New analysis shows USDA struggling to protect consumer health
A new look at the US Department of Agriculture finds the agency is dogged by internal conflicts that skew its focus and jeopardize Americans’ health. In Meatonomics: How The Rigged Economics of Meat and Dairy Make You Consume Too Much and How to Eat Better, Live Longer, and Spend Smarter (Conari Press, 2013), attorney David Robinson Simon reveals a schizophrenic USDA that routinely fails to protect consumers or inform them of health risks. “The USDA is saddled with dangerous conflicts of interest,” says Simon. “The agency can’t effectively reconcile its mandate to safeguard consumer health with its drive to keep industry clients happy by pushing product sales.”
For example, Simon shows the agency is to blame for:
· Failing to block sales of meat containing dangerous substances. Weak oversight results in the regular presence in meat of toxins or pathogens like arsenic and E. coli, with the latter often found, according to federal investigators, only by “happenstance.”
· Allowing misleading labeling. Foods certified by the USDA as “organic” may contain any of more than 300 inorganic substances, including artificial colorings and flavorings.
· Giving industry an open door. Industry players move around the agency with ease. For example, most of the panelists who drafted the latest Dietary Guidelines for Americans had ties to industry, prompting the Harvard School of Public Health to dismiss the guidelines as the product of “intense lobbying efforts from a variety of industries.”
· Issuing confusing dietary advice. The agency’s conflicting nutritional and marketing programs are often confusing and hard to understand. For example, the USDA promotes cheese while simultaneously advising that we eat less of it.
· Getting the facts wrong in dangerous ways. Sometimes the agency gets the facts wrong in ways that help industry and threaten consumer health. In one example, the USDA told Americans that swine flu is unrelated to pigs. But a study published in a prestigious journal a few months later showed the disease actually starts in pigs.
· Pushing products we don’t need. The U.S. leads the world in per-capita meat consumption, and USDA data shows Americans in practically every demographic group consume more meat and dairy than the agency recommends. But USDA-overseen programs continue to spend $550 million yearly to promote these foods.
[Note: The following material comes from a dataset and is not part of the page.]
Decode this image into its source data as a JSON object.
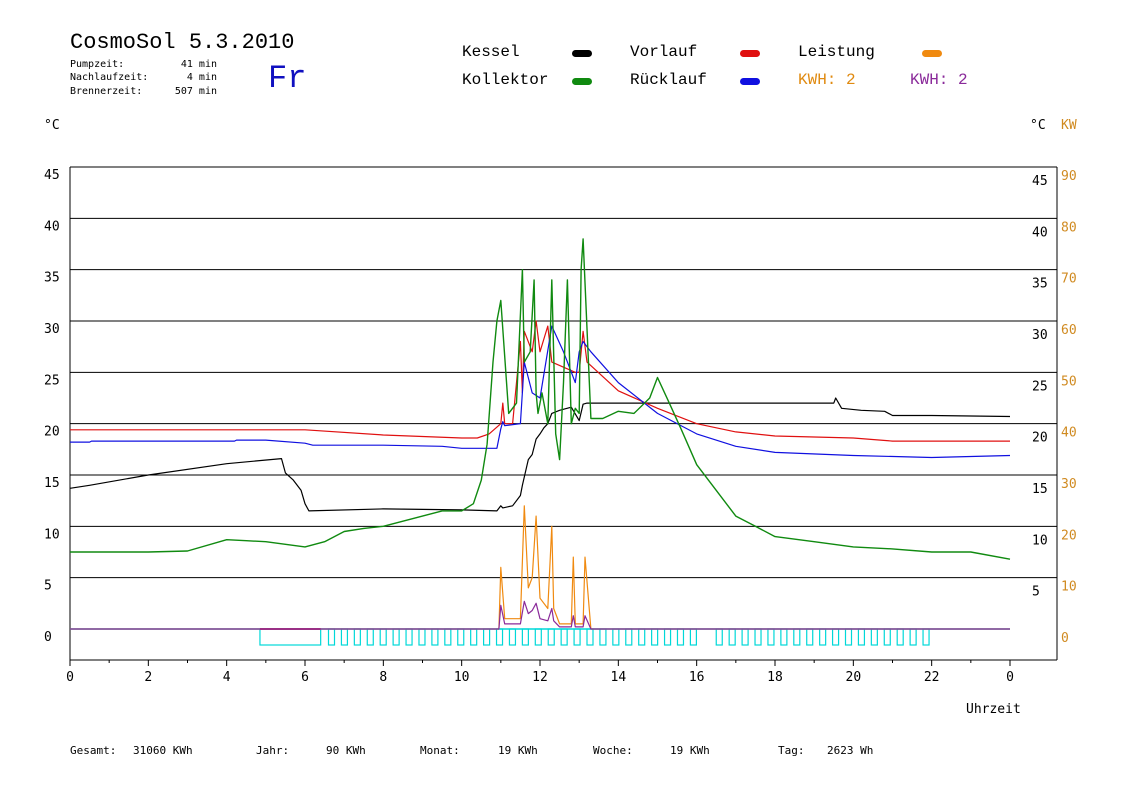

“This book empowers people to take control of their buying decisions,” Simon says. “By informing themselves about some of these USDA practices and other features of the food industry, consumers can make wiser, healthier and more economical choices about what to eat.”
Meatonomics is the first book to explore the unseen economic forces that drive our animal food system, and the strange ways these forces affect our spending, eating, health, prosperity, and longevity. Among other things, the book shows that the “externalized” costs that the animal food system imposes on taxpayers, animals and the environment total about $414 billion yearly.
David Robinson Simon is a lawyer and advocate for sustainable consumption. He works as general counsel for a healthcare company and serves on the board of the APRL Fund, a non-profit dedicated to protecting animals. David received his B.A. from U.C. Berkeley and his J.D. from the University of Southern California. He lives in Southern California with his partner, artist Tania Marie (http://www.taniamarie.com/), and their rabbit, tortoise, and two cats.